Rod and Ash Allen polaroiding at Rushy Plains

Usually, that heading on a FlyStream story would preface a great fishing success, and it would come as no surprise attached to Rod’s name. After all, Rod and his sons Ash and Jack, are adventurous and dedicated Snowy Mountains flyfishers who frequently achieve fishing results most of us can only dream of.

Well, this time it’s not some remarkable catch of Rod’s I want to report on… it’s much more significant than that.

On 17 February, Rod was fishing Lake Eucumbene at Rushy Plains Bay near Frying Pan. He was fishing with a friend, visiting from Victoria. At the end of the night’s fishing, well after 10pm, they were walking back from the western bank at Rushy towards Home Bay, where most of the cars park. They spotted a torch. Not moving. Curious, they went to check what was happening and found a man face down, not breathing, and with no pulse.

At that moment, Rod did what we all hope we would be able to do in that situation. He started CPR whilst his friend drove up the road to get phone signal and call an ambulance.

Rod described the next hour as being a surreal, almost out-of-body experience. What makes Rod’s actions all the more amazing is that he has never had any CPR or first-aid training. What he knew was from Bondi Rescue. 30 compressions, 6 breaths. 30 compressions, 6 breaths. And on and on. Unbeknown to him, the ambulance had directed his friend to wait at the spot he had called from, to guide them in. So he had no idea if the ambulance was on its way. He was working completely in the dark, not even prepared to break CPR to get his head torch out of his backpack (or to stop for the smoke he was so desperate for). He simply lost track of time and was physically exhausted, keeping going on pure adrenalin, at some point remembering he had to eventually reduce the number of breaths each cycle to two when he felt dizzy and thought he was going to pass out. Eventually, he thought he heard the man take a breath. He stopped, checked, and continued uncertainly. Then another, then 30 seconds later, another. He knew to roll him into the recovery position, whereupon the man gave a long outbreath but no inbreath. Rod was torn. He had no idea if what he was doing was right, and even whether he should be doing it at all. He actually thought he might get into trouble and imagined the man’s family being angry with him. Then came a laboured inbreath and several seconds later, an outbreath. Within a few more long minutes, the man appeared to be breathing normally. Rod thinks this was a miracle, seeing someone come back to life. After a few garbled words, the man started to come around. His first words were, “Who the f..k are you?” Rod told me, laughingly, “Yeah, at least he spoke my language!”

Soon after, the man was safely strapped in the ambulance and receiving ‘proper’ (or should that simply be more?) medical care. That wasn’t quite the end of the story though, with the ambulance getting bogged on the way out! Twenty minutes and some judicious use of a snatch strap and they were on their way again.

Rod visited the man in Cooma hospital the next day and said he seemed fine. Since then, Rod has been thanked by his family. Let’s all hope he makes a good recovery.
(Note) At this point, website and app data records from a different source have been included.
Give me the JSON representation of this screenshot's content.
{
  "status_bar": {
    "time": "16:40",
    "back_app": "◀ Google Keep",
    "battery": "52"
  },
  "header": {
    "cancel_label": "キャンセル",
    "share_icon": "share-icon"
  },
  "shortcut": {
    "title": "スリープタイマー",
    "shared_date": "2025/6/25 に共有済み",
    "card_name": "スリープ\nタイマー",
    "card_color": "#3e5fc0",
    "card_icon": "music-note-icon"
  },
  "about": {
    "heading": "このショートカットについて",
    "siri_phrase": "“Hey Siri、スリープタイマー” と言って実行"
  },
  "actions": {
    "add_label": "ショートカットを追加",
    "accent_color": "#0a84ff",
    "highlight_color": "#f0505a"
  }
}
For those of us who know Rod, it is no surprise he would do this for a complete stranger and it shows his true selflessness and courage. I could not be prouder to call him a friend, and knowing what he is capable of, I will feel just a bit safer when I’m fishing with him. Incidentally, Rod has since decided to take a first-aid course. No doubt all the other attendees are in for a bit of real life inspiration when they hear his story!

Editor’s note: As someone who has done a couple of first-aid courses, the most extraordinary feature of this story (among many) is that Rod was simply able to continue CPR for as long as he did – it is incredibly tiring physically; quite aside from what must have been a terrible mental drain. And the second thing which strikes me, is Rod having the courage to give it a go. When our first-aid instructor was asked about fear of liability, or simply not being good enough in a crisis, he said, “All anyone can ask is that you do the best you can, with what you’ve got.” I guess Rod’s actions are the ultimate proof of this simple advice. You’ve set an example for all of us Rod.